Word of the day
The joining of two or more people in a specific business enterprise, such as the development of a con¬dominium project or a shopping center. The parties may pool their respective resources (such as money, expertise, property, or equipment). There must be an agreement, express or implied, to share in the losses or profits of the venture. Joint ventures are a business form of partnership and for tax purposes are treated as partnerships. The main difference between the two is that a joint venture is a special joining of the parties for a specific project with no intention on the part of the parties to enter into any continuing partnership relationship (a “one-shot partnership”). If the joint parties combine their efforts on several different projects, the relationship becomes more like a general partnership than a joint venture.
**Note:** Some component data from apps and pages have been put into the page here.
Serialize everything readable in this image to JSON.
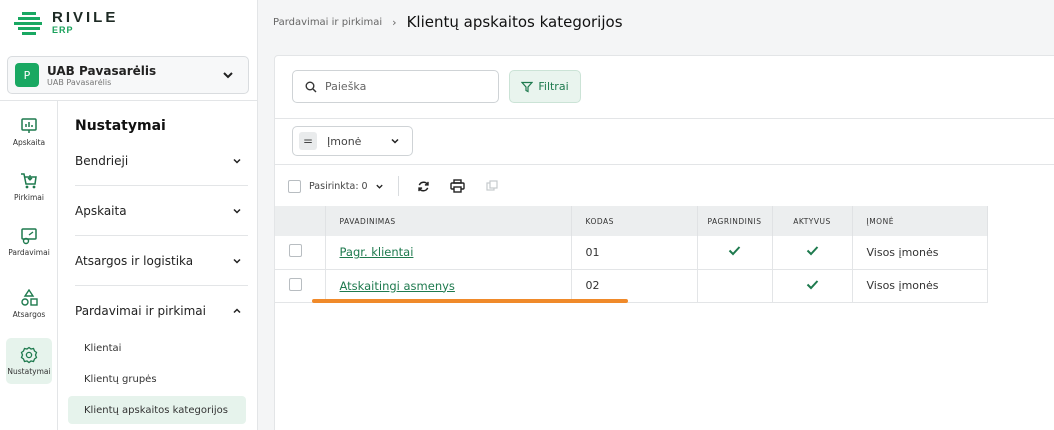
{
  "app": {
    "brand": "RIVILE",
    "brand_sub": "ERP"
  },
  "company": {
    "avatar_letter": "P",
    "name": "UAB Pavasarėlis",
    "sub": "UAB Pavasarėlis"
  },
  "rail": [
    {
      "label": "Apskaita",
      "icon": "chart-board-icon"
    },
    {
      "label": "Pirkimai",
      "icon": "cart-icon"
    },
    {
      "label": "Pardavimai",
      "icon": "sales-icon"
    },
    {
      "label": "Atsargos",
      "icon": "shapes-icon"
    },
    {
      "label": "Nustatymai",
      "icon": "gear-icon",
      "active": true
    }
  ],
  "menu": {
    "title": "Nustatymai",
    "sections": [
      {
        "label": "Bendrieji"
      },
      {
        "label": "Apskaita"
      },
      {
        "label": "Atsargos ir logistika"
      },
      {
        "label": "Pardavimai ir pirkimai",
        "expanded": true
      }
    ],
    "subitems": [
      {
        "label": "Klientai"
      },
      {
        "label": "Klientų grupės"
      },
      {
        "label": "Klientų apskaitos kategorijos",
        "active": true
      }
    ]
  },
  "breadcrumb": {
    "parent": "Pardavimai ir pirkimai",
    "separator": "›",
    "current": "Klientų apskaitos kategorijos"
  },
  "search": {
    "placeholder": "Paieška"
  },
  "filters": {
    "label": "Filtrai"
  },
  "company_filter": {
    "label": "Įmonė"
  },
  "toolbar": {
    "selected_label": "Pasirinkta: 0"
  },
  "table": {
    "columns": [
      "PAVADINIMAS",
      "KODAS",
      "PAGRINDINIS",
      "AKTYVUS",
      "ĮMONĖ"
    ],
    "rows": [
      {
        "name": "Pagr. klientai",
        "code": "01",
        "main": true,
        "active": true,
        "company": "Visos įmonės"
      },
      {
        "name": "Atskaitingi asmenys",
        "code": "02",
        "main": false,
        "active": true,
        "company": "Visos įmonės"
      }
    ]
  },
  "colors": {
    "accent": "#1e7a4e",
    "brand_green": "#19a862",
    "highlight": "#f08a2a"
  }
}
Also, even though a partner can bind the partnership to a contract, one party to a joint-venture agreement cannot bind the other joint venturers to a contract.